Protecting Your Gums May Promote Joint Health


Brushing and flossing your teeth to prevent periodontal disease might also help keep rheumatoid arthritis at bay, a new study shows.

This study conducted by Massachusetts General Hospital and Johns Hopkins researchers, and published in the December 2016 issue of Science Translational Medicine “may be the closest we’ve come to uncovering the root cause of RA,” said Maximilian Konig, the study’s lead author.

The findings may help in the prevention and treatment of rheumatoid arthritis, and they may give periodontists more proof of a connection between gum health and systemic health.

Study results found that the same bacteria that cause periodontal disease may also be the culprit behind rheumatoid arthritis inflammation.

Rheumatoid arthritis is an autoimmune disease in which the body’s immune system attacks the joints and creates inflammation. Over time, the inflammation can progress from causing pain and swelling to damaging cartilage, according to the Arthritis Foundation. Periodontal disease also is an inflammatory disease.

The purpose of the RA study was to determine if its cause could be bacterial, and whether the bacteria could come from the mouth. More than 400 people participated in the study. Researchers analyzed the composition of the gum fluid to see how it compared among healthy people and those who had been diagnosed with periodontal disease.

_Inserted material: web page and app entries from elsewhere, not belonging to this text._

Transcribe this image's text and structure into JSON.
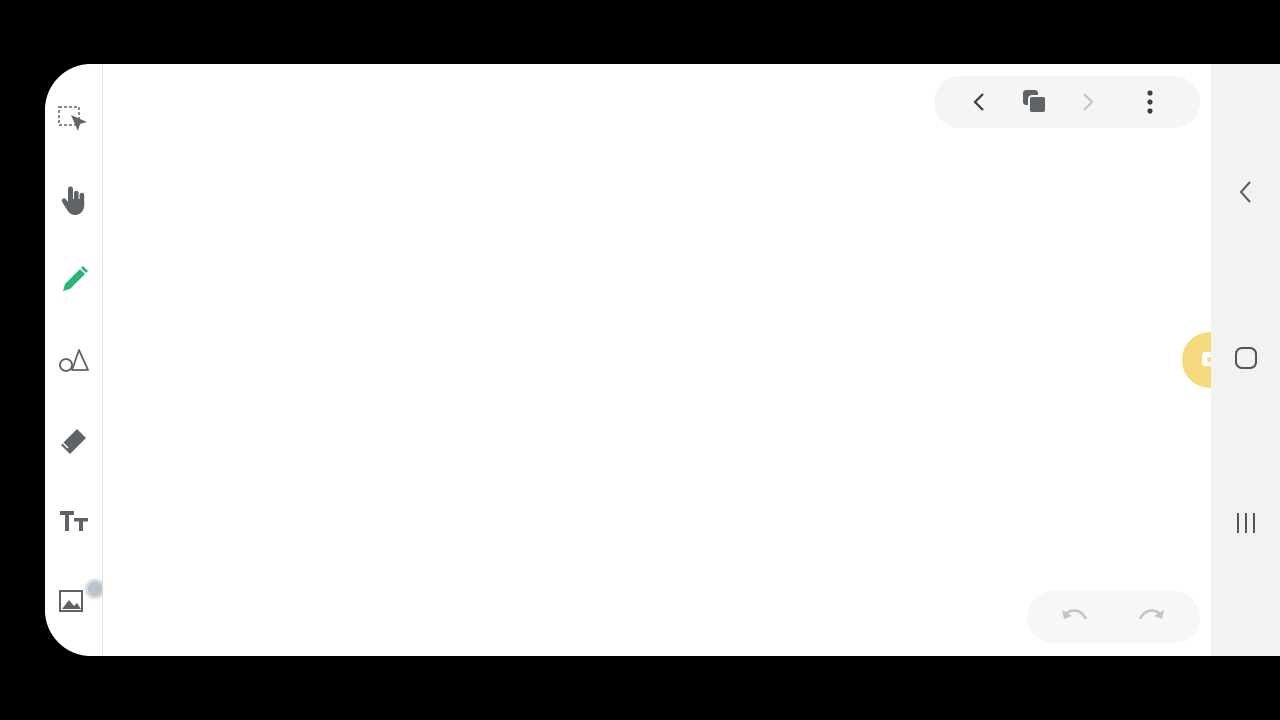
{
  "app": {
    "toolbar_tools": [
      {
        "name": "selection-icon",
        "active": false
      },
      {
        "name": "hand-icon",
        "active": false
      },
      {
        "name": "pencil-icon",
        "active": true
      },
      {
        "name": "shapes-icon",
        "active": false
      },
      {
        "name": "eraser-icon",
        "active": false
      },
      {
        "name": "text-icon",
        "active": false
      },
      {
        "name": "image-icon",
        "active": false
      }
    ],
    "page_nav": [
      "chevron-left-icon",
      "pages-icon",
      "chevron-right-icon",
      "more-vertical-icon"
    ],
    "history": [
      "undo-icon",
      "redo-icon"
    ],
    "floating_action": "screen-record-icon"
  },
  "system_nav": [
    "back-icon",
    "home-icon",
    "recents-icon"
  ],
  "colors": {
    "active_tool": "#2bb673",
    "inactive_tool": "#5f6368",
    "disabled": "#c4c4c4",
    "pill_bg": "#f5f5f5",
    "nav_bg": "#f2f2f2",
    "fab": "#f7d97f"
  }
}
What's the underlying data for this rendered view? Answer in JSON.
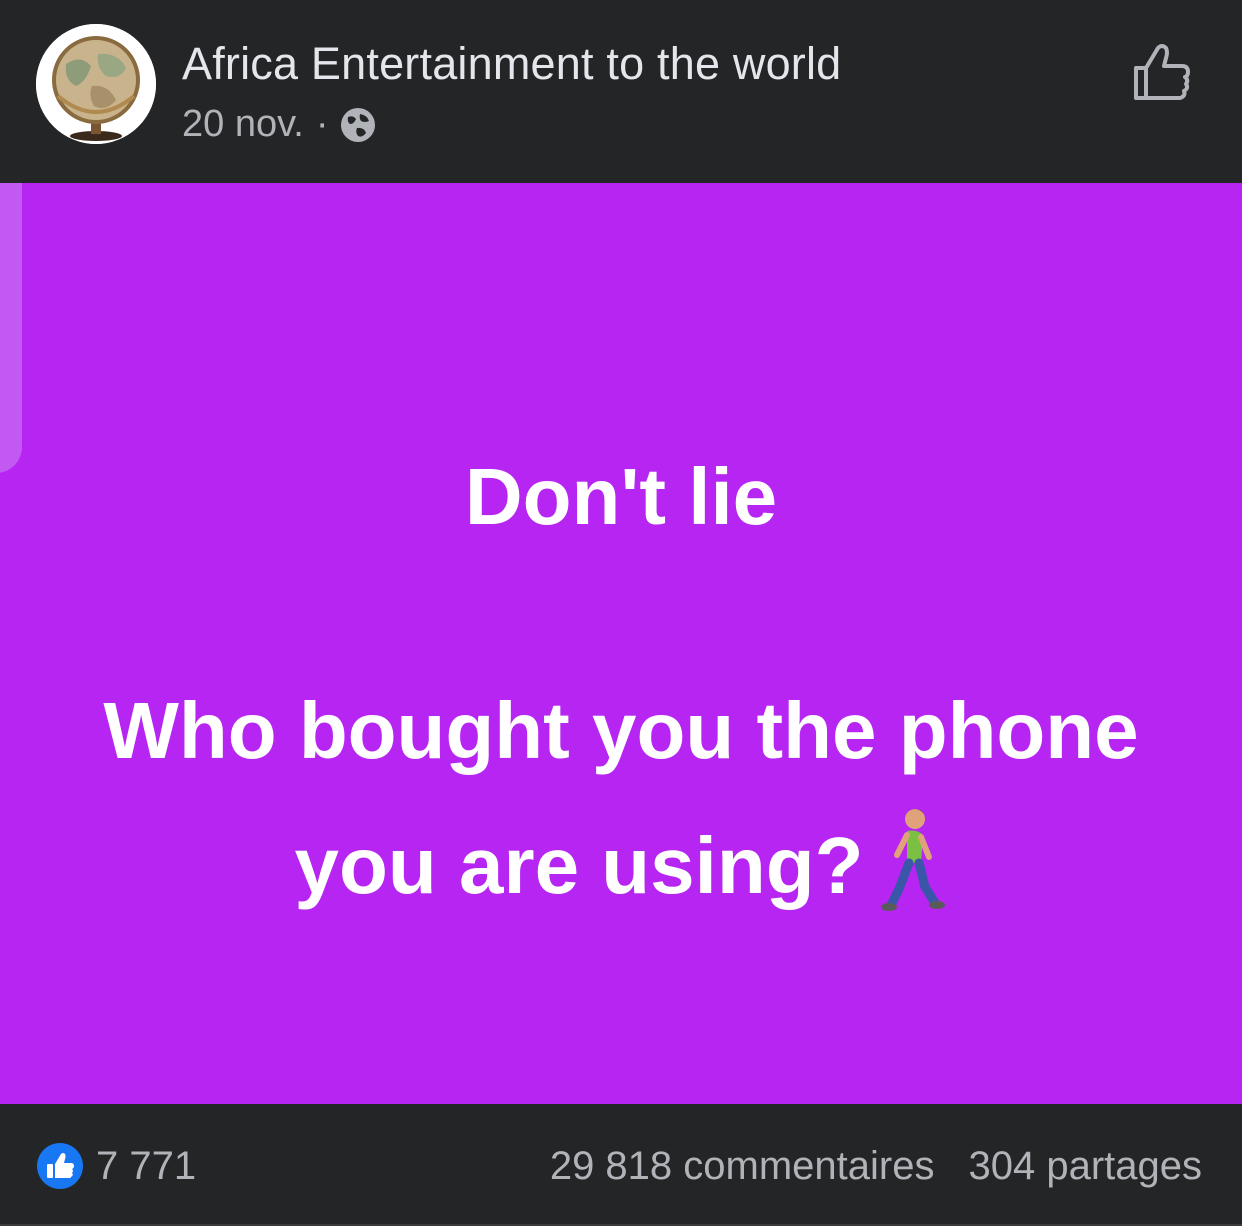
{
  "header": {
    "page_name": "Africa Entertainment to the world",
    "date": "20 nov.",
    "separator": "·",
    "audience_icon": "globe-icon",
    "avatar_icon": "world-globe-avatar",
    "like_icon": "thumbs-up-outline-icon"
  },
  "content": {
    "background_color": "#b625f1",
    "line_1": "Don't lie",
    "line_2": "Who bought you the phone",
    "line_3": "you are using?",
    "emoji_icon": "person-walking-emoji"
  },
  "footer": {
    "reactions_icon": "like-reaction-icon",
    "reactions_count": "7 771",
    "comments": "29 818 commentaires",
    "shares": "304 partages"
  },
  "colors": {
    "page_bg": "#242526",
    "primary_text": "#e4e6eb",
    "secondary_text": "#b0b3b8",
    "like_blue": "#1877f2"
  }
}
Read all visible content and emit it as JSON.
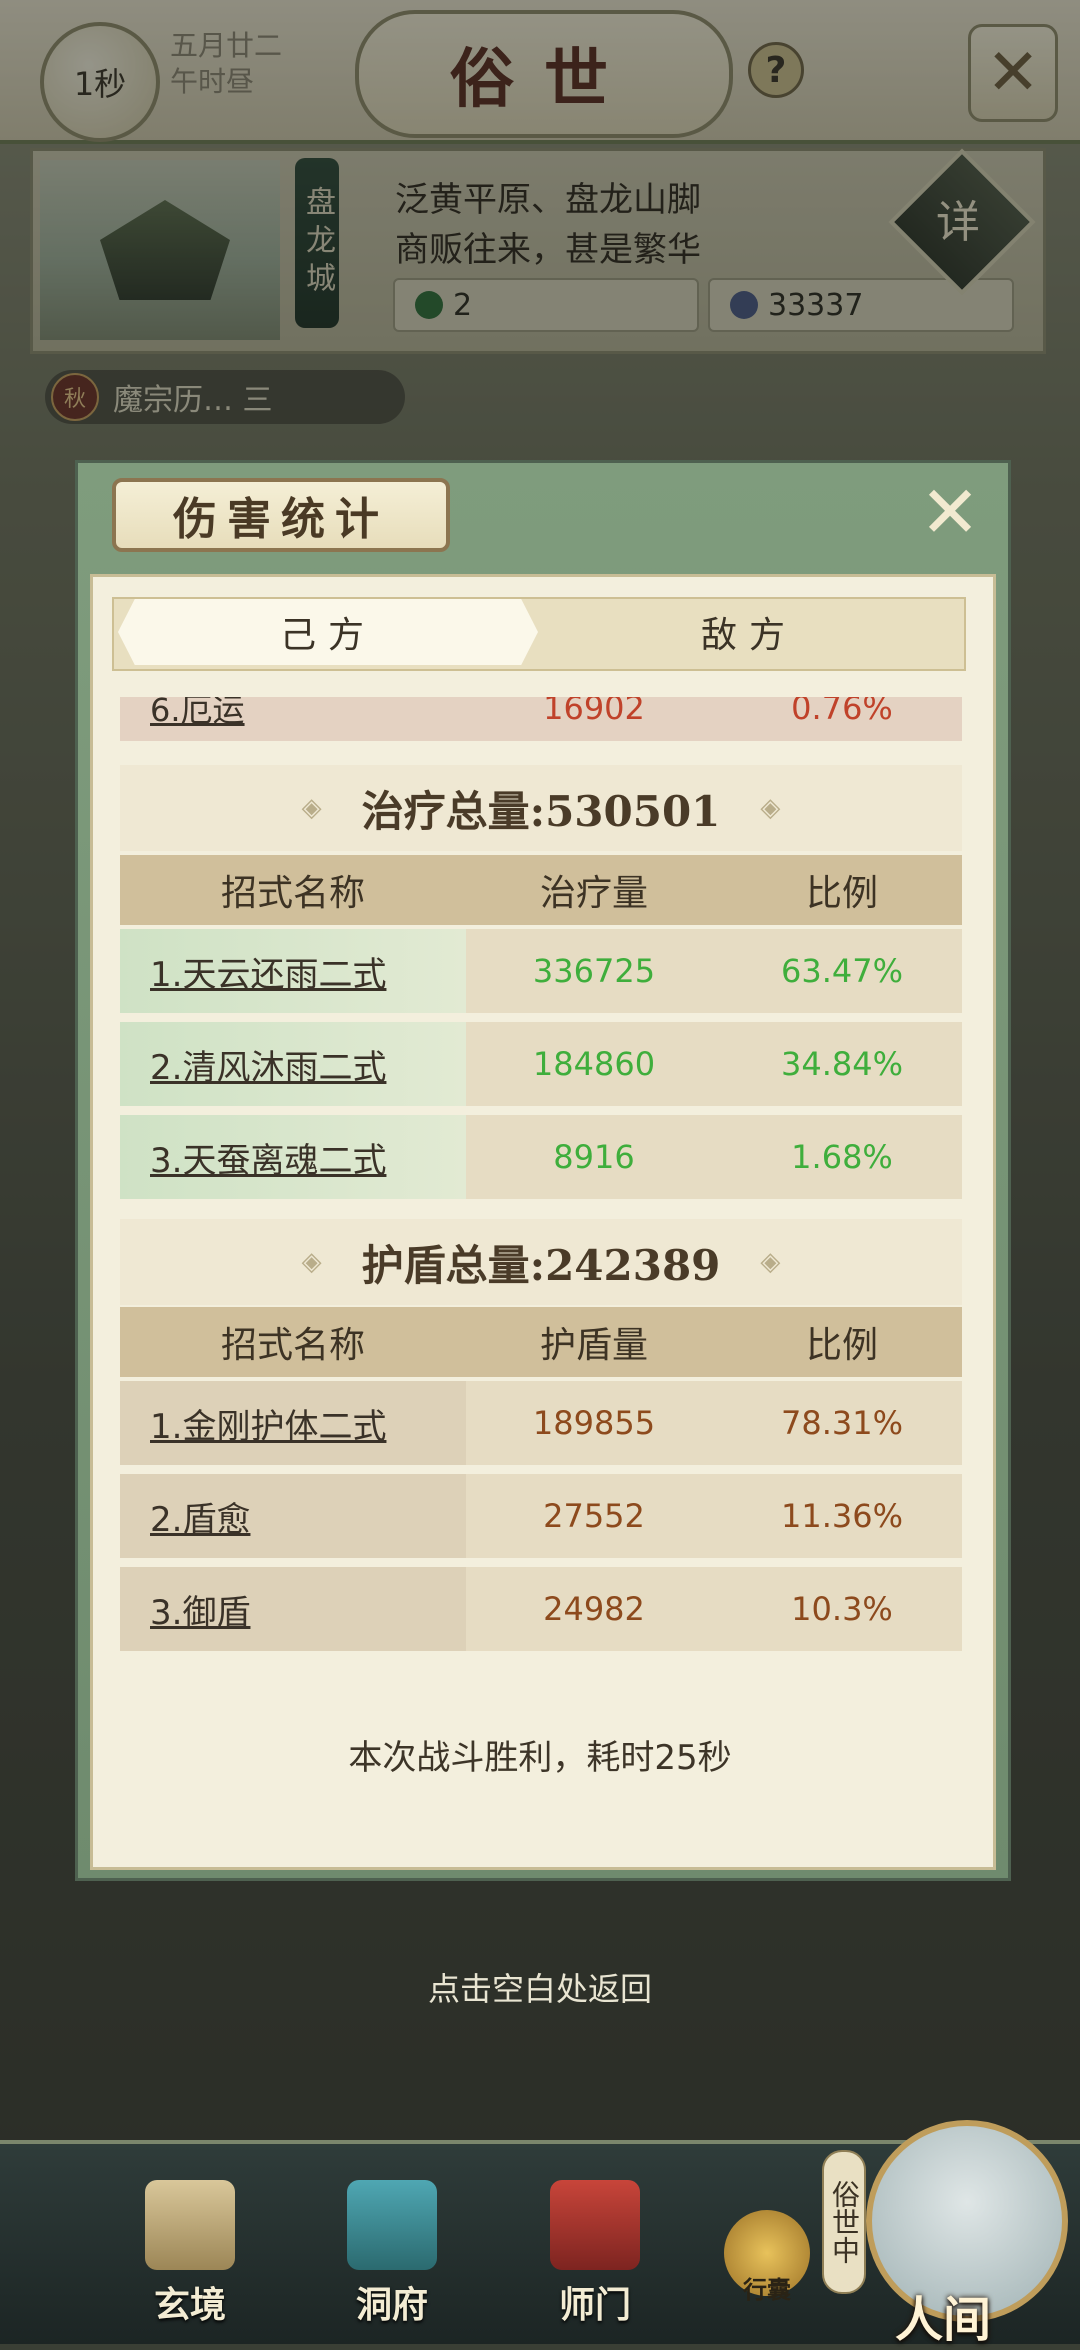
{
  "header": {
    "timer": "1秒",
    "date_line1": "五月廿二",
    "date_line2": "午时昼",
    "title": "俗世",
    "help_icon": "?"
  },
  "city": {
    "name": "盘龙城",
    "desc_line1": "泛黄平原、盘龙山脚",
    "desc_line2": "商贩往来，甚是繁华",
    "detail_label": "详",
    "resource1": "2",
    "resource2": "33337"
  },
  "realm_tag": {
    "icon_text": "秋",
    "text": "魔宗历… 三"
  },
  "dialog": {
    "title": "伤害统计",
    "tabs": [
      "己方",
      "敌方"
    ],
    "partial_row": {
      "name": "6.厄运",
      "value": "16902",
      "ratio": "0.76%"
    },
    "heal": {
      "title": "治疗总量:530501",
      "headers": [
        "招式名称",
        "治疗量",
        "比例"
      ],
      "rows": [
        {
          "name": "1.天云还雨二式",
          "value": "336725",
          "ratio": "63.47%"
        },
        {
          "name": "2.清风沐雨二式",
          "value": "184860",
          "ratio": "34.84%"
        },
        {
          "name": "3.天蚕离魂二式",
          "value": "8916",
          "ratio": "1.68%"
        }
      ]
    },
    "shield": {
      "title": "护盾总量:242389",
      "headers": [
        "招式名称",
        "护盾量",
        "比例"
      ],
      "rows": [
        {
          "name": "1.金刚护体二式",
          "value": "189855",
          "ratio": "78.31%"
        },
        {
          "name": "2.盾愈",
          "value": "27552",
          "ratio": "11.36%"
        },
        {
          "name": "3.御盾",
          "value": "24982",
          "ratio": "10.3%"
        }
      ]
    },
    "result": "本次战斗胜利，耗时25秒"
  },
  "back_hint": "点击空白处返回",
  "nav": {
    "items": [
      "玄境",
      "洞府",
      "师门"
    ],
    "bag": "行囊",
    "world_badge": "俗世中",
    "world": "人间"
  },
  "colors": {
    "heal_value": "#3fae3c",
    "shield_value": "#8d4a1d",
    "dialog_frame": "#7f9c7d"
  }
}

They found that a particular type of bacteria existed in many patients with RA, as well as many patients with localized, aggressive periodontal disease. Infection involving this type of bacteria “appears to induce the production of citrullinated proteins, which are suspected of activating the immune system and driving the cascade of events leading to RA,” according to a statement released by Johns Hopkins.

This isn’t the first time research has revealed a connection between periodontal disease and rheumatoid arthritis. A 2012 study presented at the 2012 European Congress of Rheumatology found that tooth loss – a common side effect of periodontal disease – may predict rheumatoid arthritis and its severity.

“At this time, it is both simple and cost-effective to manage periodontal disease using the LANAP protocol in one visit,” says Dr. Henry Hsu.

Meet Dr. D

Dr. David DiGiallorenzo received his training at the University of Pennsylvania in the Department of Periodontics and Periodontal Prosthesis in the early 1990s. His training included prosthodontics, orthodontics, periodontics, and advanced oral reconstructive techniques, including oral implantology.

Call Today to Make an Appointment

Collegeville 610-228-4366
Williamsport 570-505-6908